Last week, the Franklin Town Board met with the Eastern Band of Cherokee Indians (EBCI) to discuss the Nikwasi Indian Mound located in the center of town. Based on the belief that the mound was part of Cherokee heritage, the EBCI has expressed a desire to possibly own the mound once again. The belief was that a resolution could be reached between the town and the Cherokee, possibly pursuant to some sort of partnership concerning the mound. That feeling of goodwill changed the day after the meeting when a resolution on behalf of Chief Michell Hicks and the Tribal Council went public demanding for the return of the mound.
“We met with the tribal council on Wednesday and had no idea that this was coming,” said Franklin Mayor Bob Scott.
Macon County residents will take to the polls this November to cast their ballot to fill multiple offices up for reelection. Candidates for commission seats, school board, and other local, state and national seats will be appearing on the ballot this year. With early voting starting Oct. 23, The Macon County News is running weekly profiles of each open seat.
The Macon County Board of Education has two open seats that will be decided in November. District II, currently held by incumbent Tommy Cabe, and District IV, which was left open when Gary Shields decided not to seek re-election.
Cabe will face off against Bill Taylor for the District II seat and Fred Goldsmith and Carroll Poindexter will both be seeking votes for the District IV seat.
Cash mobsters descend on downtown Sylva
The fountain at the bottom of the old Jackson County courthouse was a sight to see last Friday, as more than 150 people gathered all waving $20 bills. Shoppers from Franklin and Sylva all joined together to support Main Street Sylva businesses affected by an August 16 fire that still has a portion of the street blocked off.
Organized by Macon County grass-roots group Venture Local Franklin, the event was deemed a cash mob with the intention of pushing a ton of business into the downtown economy all over the span of a couple of hours, for a short, quick, financial boost for businesses.
Traveling exhibit educates parents on what to look for.

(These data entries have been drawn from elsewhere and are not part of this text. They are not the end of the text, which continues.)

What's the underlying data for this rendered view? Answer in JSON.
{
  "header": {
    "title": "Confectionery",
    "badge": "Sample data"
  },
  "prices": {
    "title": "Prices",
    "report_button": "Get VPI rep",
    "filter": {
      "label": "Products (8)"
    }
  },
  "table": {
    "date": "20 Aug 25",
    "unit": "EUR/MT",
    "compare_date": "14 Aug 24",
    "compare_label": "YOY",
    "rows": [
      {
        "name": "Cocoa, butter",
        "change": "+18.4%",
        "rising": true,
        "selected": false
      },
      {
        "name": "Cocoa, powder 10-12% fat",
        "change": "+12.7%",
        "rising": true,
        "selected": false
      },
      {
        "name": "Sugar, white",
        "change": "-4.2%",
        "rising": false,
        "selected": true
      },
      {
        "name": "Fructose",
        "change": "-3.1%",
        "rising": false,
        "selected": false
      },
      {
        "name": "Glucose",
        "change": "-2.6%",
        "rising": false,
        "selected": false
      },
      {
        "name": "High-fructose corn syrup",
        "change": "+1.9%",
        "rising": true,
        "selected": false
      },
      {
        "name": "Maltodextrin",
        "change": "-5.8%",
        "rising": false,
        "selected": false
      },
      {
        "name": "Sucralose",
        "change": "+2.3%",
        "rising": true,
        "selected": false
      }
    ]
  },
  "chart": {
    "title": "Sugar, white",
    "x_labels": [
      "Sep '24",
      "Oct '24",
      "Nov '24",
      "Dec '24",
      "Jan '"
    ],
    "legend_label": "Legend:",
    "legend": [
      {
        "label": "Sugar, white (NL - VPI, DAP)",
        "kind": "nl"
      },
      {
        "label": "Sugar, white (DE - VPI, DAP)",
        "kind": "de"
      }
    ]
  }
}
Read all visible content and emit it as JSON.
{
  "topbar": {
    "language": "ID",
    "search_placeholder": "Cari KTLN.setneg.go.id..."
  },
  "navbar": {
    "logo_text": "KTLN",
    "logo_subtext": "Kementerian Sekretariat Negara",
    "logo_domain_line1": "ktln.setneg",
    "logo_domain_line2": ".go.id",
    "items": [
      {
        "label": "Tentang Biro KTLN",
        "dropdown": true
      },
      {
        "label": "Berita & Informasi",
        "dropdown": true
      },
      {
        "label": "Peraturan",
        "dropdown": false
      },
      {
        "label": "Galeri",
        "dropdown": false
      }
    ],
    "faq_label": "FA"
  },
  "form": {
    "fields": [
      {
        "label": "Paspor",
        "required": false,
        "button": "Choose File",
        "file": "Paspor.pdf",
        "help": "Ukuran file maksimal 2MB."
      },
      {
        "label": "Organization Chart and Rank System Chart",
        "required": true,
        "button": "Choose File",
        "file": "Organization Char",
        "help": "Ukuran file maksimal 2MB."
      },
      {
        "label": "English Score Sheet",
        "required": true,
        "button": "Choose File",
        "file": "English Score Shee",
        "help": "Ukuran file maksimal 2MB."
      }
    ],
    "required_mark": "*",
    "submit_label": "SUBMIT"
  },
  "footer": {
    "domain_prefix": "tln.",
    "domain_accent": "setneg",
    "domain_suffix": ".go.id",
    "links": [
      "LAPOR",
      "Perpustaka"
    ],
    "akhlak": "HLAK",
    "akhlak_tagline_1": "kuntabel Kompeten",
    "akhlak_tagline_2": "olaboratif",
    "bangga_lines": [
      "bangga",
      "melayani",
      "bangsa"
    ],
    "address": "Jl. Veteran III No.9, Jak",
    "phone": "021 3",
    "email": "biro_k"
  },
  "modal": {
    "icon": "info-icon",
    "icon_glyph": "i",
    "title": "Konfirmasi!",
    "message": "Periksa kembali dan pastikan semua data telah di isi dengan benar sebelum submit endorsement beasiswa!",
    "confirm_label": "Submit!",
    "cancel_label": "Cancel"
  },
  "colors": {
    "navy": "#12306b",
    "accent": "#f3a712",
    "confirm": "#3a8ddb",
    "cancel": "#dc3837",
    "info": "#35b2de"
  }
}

Last Thursday, the P.E.A.C.E Foundation brought its "Bedroom Project" to Franklin. The presentation took place at Tartan Hall of the First Presbyterian Church. The organization's mission is to educate the public about the dangers of prescription drugs and empower them with the knowledge to recognize and stop abuse before it starts.
P.E.A.C.E, or Prescription Education Abuse Counseling Empowerment, was founded by Shannon Rouse Ruiz whose own personal tragedy helped fuel the call for action. On June 21, 2011, her 16-year-old daughter Kaitlyn suffered a fatal overdose.
On Saturday, April 13, a group of about 50 volunteers comprised of a diverse group of citizens from the Franklin and Highlands areas joined forces to clean up the Cullasaja River Gorge's roadsides and river banks.
This initiative is one of the Highlands Chamber of Commerce's ongoing annual projects to help keep area natural resources clean. The cleanup takes place every spring during the NCDOT's clean sweep week and has been headed up by the Highlands Chamber for the last 10 years.
This year, members of Venture Local Franklin, Franklin Chamber of Commerce staff/board members, Stay And Play in the Smokies, and others joined in to make an even bigger impact on this stretch of the “Mountain Waters Scenic Byway.” Of the 50 volunteers on Saturday, 20 volunteers represented Franklin.
"Franklin and Highlands market this same stretch of scenic highway for tourism and recreation purposes, and its very important for both communities to keep the roadsides of Highway 64 as beautiful as the natural assets that surround them,” said volunteer Matt Bateman. “So we decided to reach out to Jennifer Smathers at the Highlands Chamber Visitor Center to join forces."
Bateman, who is a member of Venture Local Franklin (VLF) and tour guide, believes it is important to build a mutual cooperation to take full ownership in maintaining the natural beauty of the roadside. "One of VLF's goals is to continue to reach out to other groups and entities within Franklin and beyond, so we can work together on moving Franklin forward in a positive direction," said Bateman.
The combined effort bagged litter from just above Cullasaja Falls, all the way up to the city limits of Highlands. More than 100 bags were filled by volunteers and hauled away by the U.S. Forest Service.
Main Street Coffee & Tea in downtown Franklin donated coffee for the volunteers of Franklin, while Bill and Sharon Van Horn donated bagels from Dills Creek Bagel Co. also of Franklin.
To finish the day, volunteers were treated to a cookout provided by the Highlands Chamber of Commerce at the Cliffside Lake Recreation Area.